Unfortunately, talc doesn’t only appear in baby powder. It is also used as an ingredient in face powders, eye shadows, and many other products. And it isn’t the only ingredient to watch out for.
But, you might say, they wouldn’t be able to sell it if it weren’t safe! To that we say, they still sell cigarettes, don’t they?
Beyond that, government oversight in the beauty industry is woefully absent. The most recent legislation was passed in 1938 and provides very loose guidelines. Furthermore, the legislation focuses mostly on ensuring products are not adulterated or misbranded.
“Adulterated” means that products must not contain putrid, poisonous, or other undesirable substances and must be produced following sanitary procedures. “Misbranded” means that packaging cannot be misleading or false and must contain the name and place of the manufacturer.
However, it is important to note that relatively undefined terms like “natural” and “organic” are not regulated and companies take advantage of this loophole. There’s a lot they can imply without outright lying on their packaging.
Even if the legislation did address specific ingredients, don’t you think they might have discovered a thing or two about them in the last 83 years? Relying on regulation simply isn’t an option at this point.
Potentially Toxic Ingredients in Beauty Products
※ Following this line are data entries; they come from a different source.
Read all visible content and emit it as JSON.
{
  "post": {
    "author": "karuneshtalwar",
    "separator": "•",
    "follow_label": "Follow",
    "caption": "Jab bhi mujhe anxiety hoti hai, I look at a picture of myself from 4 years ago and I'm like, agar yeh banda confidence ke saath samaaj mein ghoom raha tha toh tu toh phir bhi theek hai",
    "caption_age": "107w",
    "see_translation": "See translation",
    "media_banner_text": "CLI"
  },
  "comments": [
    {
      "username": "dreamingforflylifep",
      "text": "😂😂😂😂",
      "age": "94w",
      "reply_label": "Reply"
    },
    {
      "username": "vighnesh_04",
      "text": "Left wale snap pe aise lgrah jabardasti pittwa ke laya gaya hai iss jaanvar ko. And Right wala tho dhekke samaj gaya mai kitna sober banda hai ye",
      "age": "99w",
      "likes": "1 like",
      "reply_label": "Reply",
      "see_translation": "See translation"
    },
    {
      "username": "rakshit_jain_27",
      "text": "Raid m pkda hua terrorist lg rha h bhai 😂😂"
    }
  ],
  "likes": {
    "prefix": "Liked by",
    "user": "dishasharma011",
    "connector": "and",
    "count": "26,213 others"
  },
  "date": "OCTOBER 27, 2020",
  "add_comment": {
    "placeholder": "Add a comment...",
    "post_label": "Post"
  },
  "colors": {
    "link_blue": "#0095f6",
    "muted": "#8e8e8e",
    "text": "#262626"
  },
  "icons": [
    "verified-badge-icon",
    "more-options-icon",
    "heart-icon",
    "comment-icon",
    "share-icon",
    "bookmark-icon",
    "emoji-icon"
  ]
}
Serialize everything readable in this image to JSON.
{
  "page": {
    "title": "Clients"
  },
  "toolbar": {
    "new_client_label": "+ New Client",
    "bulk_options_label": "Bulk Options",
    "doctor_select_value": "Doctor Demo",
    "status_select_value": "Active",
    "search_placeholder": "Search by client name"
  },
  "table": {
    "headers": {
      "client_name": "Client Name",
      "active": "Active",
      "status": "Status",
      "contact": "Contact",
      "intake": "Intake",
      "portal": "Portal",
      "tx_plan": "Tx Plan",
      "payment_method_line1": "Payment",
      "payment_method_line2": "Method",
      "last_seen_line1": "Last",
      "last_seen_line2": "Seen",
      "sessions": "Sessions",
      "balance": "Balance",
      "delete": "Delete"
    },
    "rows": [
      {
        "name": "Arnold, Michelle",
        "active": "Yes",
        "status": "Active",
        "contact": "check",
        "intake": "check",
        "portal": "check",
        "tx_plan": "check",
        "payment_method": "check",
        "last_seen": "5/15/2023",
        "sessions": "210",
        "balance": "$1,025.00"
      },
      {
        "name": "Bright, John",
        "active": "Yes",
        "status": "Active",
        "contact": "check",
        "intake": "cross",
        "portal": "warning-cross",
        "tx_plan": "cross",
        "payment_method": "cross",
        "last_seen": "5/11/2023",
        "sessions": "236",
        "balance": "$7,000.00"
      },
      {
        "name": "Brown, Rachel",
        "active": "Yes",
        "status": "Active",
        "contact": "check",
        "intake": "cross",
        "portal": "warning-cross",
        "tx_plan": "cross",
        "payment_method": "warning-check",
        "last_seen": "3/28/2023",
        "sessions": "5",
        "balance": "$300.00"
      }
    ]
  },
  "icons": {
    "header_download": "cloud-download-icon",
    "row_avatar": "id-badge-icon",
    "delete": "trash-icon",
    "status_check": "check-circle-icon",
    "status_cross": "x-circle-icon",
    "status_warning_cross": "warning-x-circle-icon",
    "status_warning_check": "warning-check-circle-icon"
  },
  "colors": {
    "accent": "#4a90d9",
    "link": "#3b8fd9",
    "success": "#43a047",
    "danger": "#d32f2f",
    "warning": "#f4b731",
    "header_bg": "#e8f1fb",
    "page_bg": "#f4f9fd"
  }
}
So, what do you need to watch out for? Unfortunately, the answer is not very clear-cut. A quick Google search will pull up various lists of the “toxic 20” or the “dirty dozen” but there is a lot of conflicting information out there.
The evidence also isn’t always conclusive. Some ingredients may be harmless in small amounts. The problem is that they start accumulating in the body after years and years of use. Proponents of conventional beauty products counter this by saying that the liver filters out these harmful ingredients. Unfortunately, without further testing, we just don’t know what’s truly safe.
Plus, companies will use different words to “hide” ingredients in their products, making it even more difficult to pick out decent products. For example, phthalates have gotten attention as an ingredient to avoid, but many products still contain them even if they don’t appear on the label.
How do manufacturers get away with this? Companies can do this when phthalates are used as a fragrance enhancer. The ingredients of their fragrance formulations are considered trade secrets and they are not required to list them. This applies to any product with fragrance, not just perfume. It’s safe to assume that any product containing “fragrance” probably contains phthalates as well.
Choosing Safe Personal Care Products
So, how are you supposed to choose safe products? The Environmental Working Group is a great resource. Its website lists ingredient information and potential problems for over 80,000 personal care products.
Another excellent way is to look for brands like us that are committed to providing high-quality products that are safe for you and the environment. We offer collections of soaps, shampoos, nail polish, and other personal care products. We only sell from vendors who we have thoroughly investigated and are transparent about the product’s ingredients.
You should be in control of what you expose yourself to through your skin. Check out our non-toxic offerings today!